Age Of Onset
The first distinguishing factor between Bipolar Disorder and Attention Deficit Hyperactivity Disorder is age of onset. According to additudemag.com, “ADHD is a lifelong condition, with symptoms apparent (although not necessarily impairing) by age seven. While we now recognize that children can develop BMD, this is still considered rare. The majority of people who develop BMD have their first episode of affective illness after age 18, with a mean age of 26 years at diagnosis.” Therefore, Attention Deficit Hyperactivity Disorder can develop in as early as seven years old, while Bipolar Disorder is known to develop in early adulthood.
Duration Of Moods
In addition to age of onset, another factor that will be discussed that distinguishes Bipolar Disorder from Attention Deficit Hyperactivity Disorder is duration of moods. According to additudemag.com, “ADHD mood shifts are usually measured in hours. The mood shifts of BMD, by DSM-IV definition, must be sustained for at least two weeks. For instance, to present “rapid-cycling” bipolar disorder, a person needs to experience only four shifts of mood, from high to low or low to high, in a 12-month period. Many people with ADHD experience that many mood shifts in a single day.” Therefore, to explain further, the mood shifts of an individual with Attention Deficit Hyperactivity Disorder are measured in hours, while the mood shifts of an individual with Bipolar Disorder are measured over the course of a two week period.
One final distinguishing factor between Bipolar Disorder and Attention Deficit Hyperactivity Disorder is mood triggers. According to additudemag.com, “People with ADHD are passionate, and have strong emotional reactions to events, or triggers, in their lives. Happy events result in intensely happy, excited moods. Unhappy events — especially the experience of being rejected, criticized, or teased — elicit intensely sad feelings. With BMD, mood shifts come and go without any connection to life events.” Therefore, to explain, mood triggers with Attention Deficit Hyperactivity Disorder are highly tied to life events, while mood triggers with Bipolar Disorder are not tied to life events.

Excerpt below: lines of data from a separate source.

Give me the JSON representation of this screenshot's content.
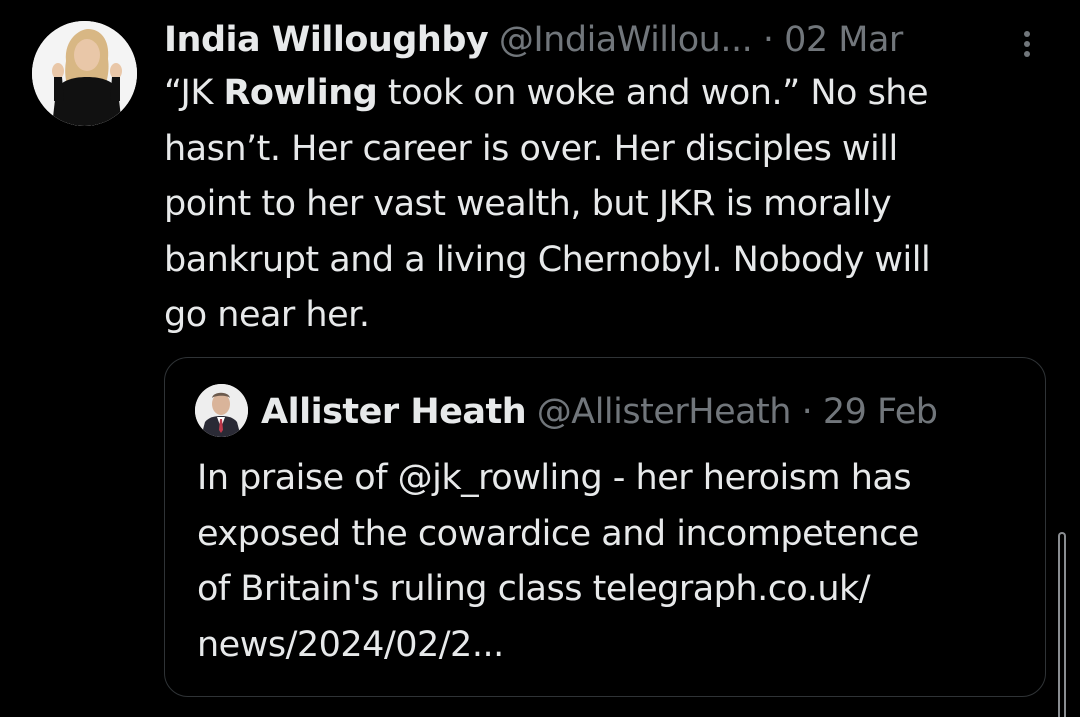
{
  "post": {
    "author_name": "India Willoughby",
    "author_handle": "@IndiaWillou...",
    "date": "· 02 Mar",
    "text_prefix": "“JK ",
    "text_bold": "Rowling",
    "text_rest": " took on woke and won.” No she\nhasn’t. Her career is over. Her disciples will\npoint to her vast wealth, but JKR is morally\nbankrupt and a living Chernobyl. Nobody will\ngo near her.",
    "more_icon": "more-vertical-icon"
  },
  "quote": {
    "author_name": "Allister Heath",
    "author_handle": "@AllisterHeath",
    "date": "· 29 Feb",
    "text": "In praise of @jk_rowling - her heroism has\nexposed the cowardice and incompetence\nof Britain's ruling class telegraph.co.uk/\nnews/2024/02/2..."
  },
  "colors": {
    "background": "#000000",
    "primary_text": "#e7e9ea",
    "secondary_text": "#71767b",
    "card_border": "#2f3336"
  }
}
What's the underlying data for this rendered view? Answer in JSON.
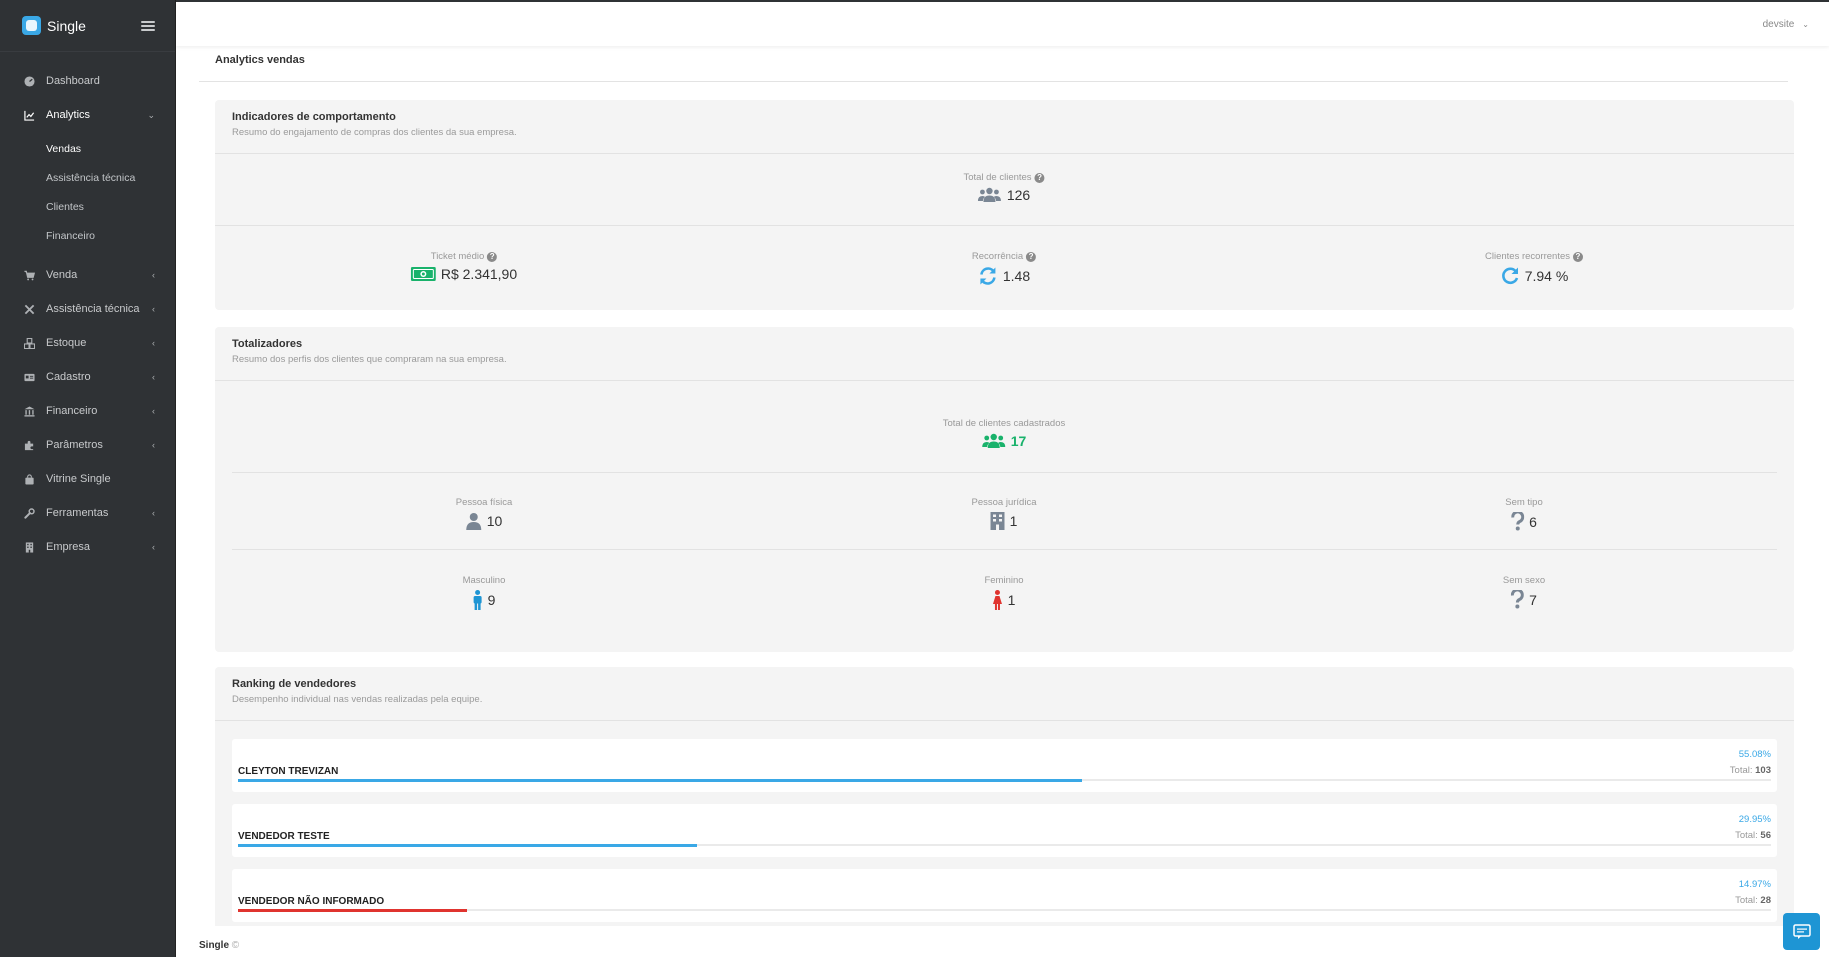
{
  "brand": {
    "name": "Single"
  },
  "topbar": {
    "user": "devsite"
  },
  "sidebar": {
    "items": [
      {
        "label": "Dashboard",
        "icon": "dashboard-icon"
      },
      {
        "label": "Analytics",
        "icon": "chart-line-icon",
        "expanded": true,
        "children": [
          "Vendas",
          "Assistência técnica",
          "Clientes",
          "Financeiro"
        ]
      },
      {
        "label": "Venda",
        "icon": "cart-icon"
      },
      {
        "label": "Assistência técnica",
        "icon": "tools-icon"
      },
      {
        "label": "Estoque",
        "icon": "cubes-icon"
      },
      {
        "label": "Cadastro",
        "icon": "id-card-icon"
      },
      {
        "label": "Financeiro",
        "icon": "bank-icon"
      },
      {
        "label": "Parâmetros",
        "icon": "puzzle-icon"
      },
      {
        "label": "Vitrine Single",
        "icon": "bag-icon"
      },
      {
        "label": "Ferramentas",
        "icon": "wrench-icon"
      },
      {
        "label": "Empresa",
        "icon": "building-icon"
      }
    ]
  },
  "page": {
    "title": "Analytics vendas"
  },
  "comportamento": {
    "title": "Indicadores de comportamento",
    "subtitle": "Resumo do engajamento de compras dos clientes da sua empresa.",
    "total_clientes": {
      "label": "Total de clientes",
      "value": "126"
    },
    "ticket_medio": {
      "label": "Ticket médio",
      "value": "R$ 2.341,90"
    },
    "recorrencia": {
      "label": "Recorrência",
      "value": "1.48"
    },
    "recorrentes": {
      "label": "Clientes recorrentes",
      "value": "7.94 %"
    }
  },
  "totalizadores": {
    "title": "Totalizadores",
    "subtitle": "Resumo dos perfis dos clientes que compraram na sua empresa.",
    "cadastrados": {
      "label": "Total de clientes cadastrados",
      "value": "17"
    },
    "pessoa_fisica": {
      "label": "Pessoa física",
      "value": "10"
    },
    "pessoa_juridica": {
      "label": "Pessoa jurídica",
      "value": "1"
    },
    "sem_tipo": {
      "label": "Sem tipo",
      "value": "6"
    },
    "masculino": {
      "label": "Masculino",
      "value": "9"
    },
    "feminino": {
      "label": "Feminino",
      "value": "1"
    },
    "sem_sexo": {
      "label": "Sem sexo",
      "value": "7"
    }
  },
  "ranking": {
    "title": "Ranking de vendedores",
    "subtitle": "Desempenho individual nas vendas realizadas pela equipe.",
    "total_label": "Total:",
    "rows": [
      {
        "name": "CLEYTON TREVIZAN",
        "percent": "55.08%",
        "fraction": 0.5508,
        "total": "103",
        "color": "#3aa8e6"
      },
      {
        "name": "VENDEDOR TESTE",
        "percent": "29.95%",
        "fraction": 0.2995,
        "total": "56",
        "color": "#3aa8e6"
      },
      {
        "name": "VENDEDOR NÃO INFORMADO",
        "percent": "14.97%",
        "fraction": 0.1497,
        "total": "28",
        "color": "#e0342f"
      }
    ]
  },
  "footer": {
    "brand": "Single",
    "copyright": "©"
  },
  "colors": {
    "accent": "#3aa8e6",
    "green": "#19b26b",
    "sidebar": "#2f3235",
    "female": "#e0342f",
    "male": "#1e95d4"
  }
}
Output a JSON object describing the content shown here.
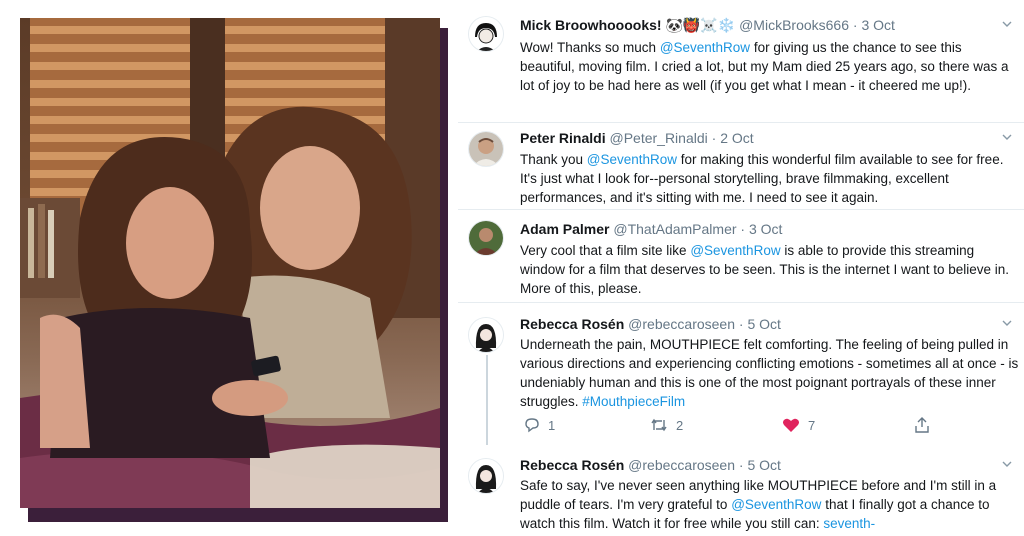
{
  "tweets": [
    {
      "name": "Mick Broowhooooks! 🐼👹☠️❄️",
      "handle": "@MickBrooks666",
      "date": "3 Oct",
      "avatar": "person-avatar",
      "text_parts": [
        "Wow! Thanks so much ",
        "@SeventhRow",
        " for giving us the chance to see this beautiful, moving film. I cried a lot, but my Mam died 25 years ago, so there was a lot of joy to be had here as well (if you get what I mean - it cheered me up!)."
      ]
    },
    {
      "name": "Peter Rinaldi",
      "handle": "@Peter_Rinaldi",
      "date": "2 Oct",
      "avatar": "person-avatar",
      "text_parts": [
        "Thank you ",
        "@SeventhRow",
        " for making this wonderful film available to see for free. It's just what I look for--personal storytelling, brave filmmaking, excellent performances, and it's sitting with me. I need to see it again."
      ]
    },
    {
      "name": "Adam Palmer",
      "handle": "@ThatAdamPalmer",
      "date": "3 Oct",
      "avatar": "person-avatar",
      "text_parts": [
        "Very cool that a film site like ",
        "@SeventhRow",
        " is able to provide this streaming window for a film that deserves to be seen. This is the internet I want to believe in. More of this, please."
      ]
    },
    {
      "name": "Rebecca Rosén",
      "handle": "@rebeccaroseen",
      "date": "5 Oct",
      "avatar": "person-avatar",
      "text_parts": [
        "Underneath the pain, MOUTHPIECE felt comforting. The feeling of being pulled in various directions and experiencing conflicting emotions - sometimes all at once - is undeniably human and this is one of the most poignant portrayals of these inner struggles. ",
        "#MouthpieceFilm",
        ""
      ],
      "actions": {
        "replies": "1",
        "retweets": "2",
        "likes": "7"
      }
    },
    {
      "name": "Rebecca Rosén",
      "handle": "@rebeccaroseen",
      "date": "5 Oct",
      "avatar": "person-avatar",
      "text_parts": [
        "Safe to say, I've never seen anything like MOUTHPIECE before and I'm still in a puddle of tears. I'm very grateful to ",
        "@SeventhRow",
        " that I finally got a chance to watch this film. Watch it for free while you still can: ",
        "seventh-"
      ]
    }
  ],
  "separator": "·",
  "colors": {
    "link": "#1b95e0",
    "name": "#14171a",
    "muted": "#657786",
    "like": "#e0245e",
    "photo_border": "#3b1f3a"
  },
  "icons": [
    "reply-icon",
    "retweet-icon",
    "like-icon",
    "share-icon",
    "chevron-down-icon"
  ]
}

Despite the similarities between the two articles, it can be concluded based on the information provided in this article that Bipolar Disorder and Attention Deficit Hyperactivity Disorder are quite different from one another, as well.